* [WHAT NEEDS TO BE DONE] Would you work out how many of the lines below hold "shirt" and reply with nothing but the number?

[Records excerpted from a collection]
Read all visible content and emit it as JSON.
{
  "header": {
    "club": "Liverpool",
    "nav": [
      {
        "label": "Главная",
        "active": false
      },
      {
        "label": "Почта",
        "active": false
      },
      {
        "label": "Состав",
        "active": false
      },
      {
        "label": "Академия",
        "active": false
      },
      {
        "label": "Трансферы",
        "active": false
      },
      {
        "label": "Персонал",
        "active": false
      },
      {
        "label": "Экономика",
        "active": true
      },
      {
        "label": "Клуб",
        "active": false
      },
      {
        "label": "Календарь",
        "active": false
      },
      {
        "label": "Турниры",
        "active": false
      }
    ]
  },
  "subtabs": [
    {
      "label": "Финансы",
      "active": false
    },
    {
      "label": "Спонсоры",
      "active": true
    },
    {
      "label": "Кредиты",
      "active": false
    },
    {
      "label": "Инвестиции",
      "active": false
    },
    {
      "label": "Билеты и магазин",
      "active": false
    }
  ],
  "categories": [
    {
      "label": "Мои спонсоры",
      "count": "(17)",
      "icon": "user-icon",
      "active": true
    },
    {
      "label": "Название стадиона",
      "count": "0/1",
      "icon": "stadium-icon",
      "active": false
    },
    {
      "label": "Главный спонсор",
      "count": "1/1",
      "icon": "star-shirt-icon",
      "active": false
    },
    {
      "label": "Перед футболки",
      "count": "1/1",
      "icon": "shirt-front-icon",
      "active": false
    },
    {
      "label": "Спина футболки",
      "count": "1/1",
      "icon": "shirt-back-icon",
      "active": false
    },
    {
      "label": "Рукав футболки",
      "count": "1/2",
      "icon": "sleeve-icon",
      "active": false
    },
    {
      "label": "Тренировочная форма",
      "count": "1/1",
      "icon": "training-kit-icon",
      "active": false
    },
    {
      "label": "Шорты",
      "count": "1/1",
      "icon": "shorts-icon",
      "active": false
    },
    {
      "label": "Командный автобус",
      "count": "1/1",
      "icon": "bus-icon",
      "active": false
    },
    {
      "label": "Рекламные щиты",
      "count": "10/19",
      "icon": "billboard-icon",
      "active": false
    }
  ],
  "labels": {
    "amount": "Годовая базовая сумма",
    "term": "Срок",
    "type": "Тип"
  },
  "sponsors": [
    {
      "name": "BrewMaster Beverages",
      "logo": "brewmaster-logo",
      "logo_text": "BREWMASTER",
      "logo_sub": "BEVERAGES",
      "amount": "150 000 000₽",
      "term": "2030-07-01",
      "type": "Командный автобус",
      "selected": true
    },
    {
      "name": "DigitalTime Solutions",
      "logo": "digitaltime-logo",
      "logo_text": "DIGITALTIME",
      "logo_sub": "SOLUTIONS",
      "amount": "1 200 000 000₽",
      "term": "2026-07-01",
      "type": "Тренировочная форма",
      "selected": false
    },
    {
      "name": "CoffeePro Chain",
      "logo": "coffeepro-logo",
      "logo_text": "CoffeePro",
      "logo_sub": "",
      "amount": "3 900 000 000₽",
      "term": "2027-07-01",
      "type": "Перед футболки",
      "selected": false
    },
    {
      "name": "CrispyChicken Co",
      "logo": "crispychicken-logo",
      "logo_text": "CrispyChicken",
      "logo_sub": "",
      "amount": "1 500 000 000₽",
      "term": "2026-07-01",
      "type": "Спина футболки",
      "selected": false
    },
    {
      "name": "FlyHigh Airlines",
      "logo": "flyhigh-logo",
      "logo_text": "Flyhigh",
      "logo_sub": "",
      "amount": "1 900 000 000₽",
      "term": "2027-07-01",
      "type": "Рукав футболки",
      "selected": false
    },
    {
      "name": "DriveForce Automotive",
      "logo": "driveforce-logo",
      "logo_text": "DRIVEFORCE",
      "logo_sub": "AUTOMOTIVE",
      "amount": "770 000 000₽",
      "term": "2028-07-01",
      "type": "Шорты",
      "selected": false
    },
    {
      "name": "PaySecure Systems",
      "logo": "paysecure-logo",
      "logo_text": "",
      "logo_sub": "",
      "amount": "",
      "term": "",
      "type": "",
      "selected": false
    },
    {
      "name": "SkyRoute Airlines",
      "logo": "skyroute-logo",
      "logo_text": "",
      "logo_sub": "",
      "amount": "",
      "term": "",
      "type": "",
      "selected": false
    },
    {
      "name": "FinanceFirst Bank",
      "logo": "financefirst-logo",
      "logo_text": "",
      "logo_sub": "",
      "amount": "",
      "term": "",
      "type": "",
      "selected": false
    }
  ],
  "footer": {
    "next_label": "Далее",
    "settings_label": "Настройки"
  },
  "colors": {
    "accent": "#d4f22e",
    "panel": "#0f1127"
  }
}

* [RESPONSE AREA] 3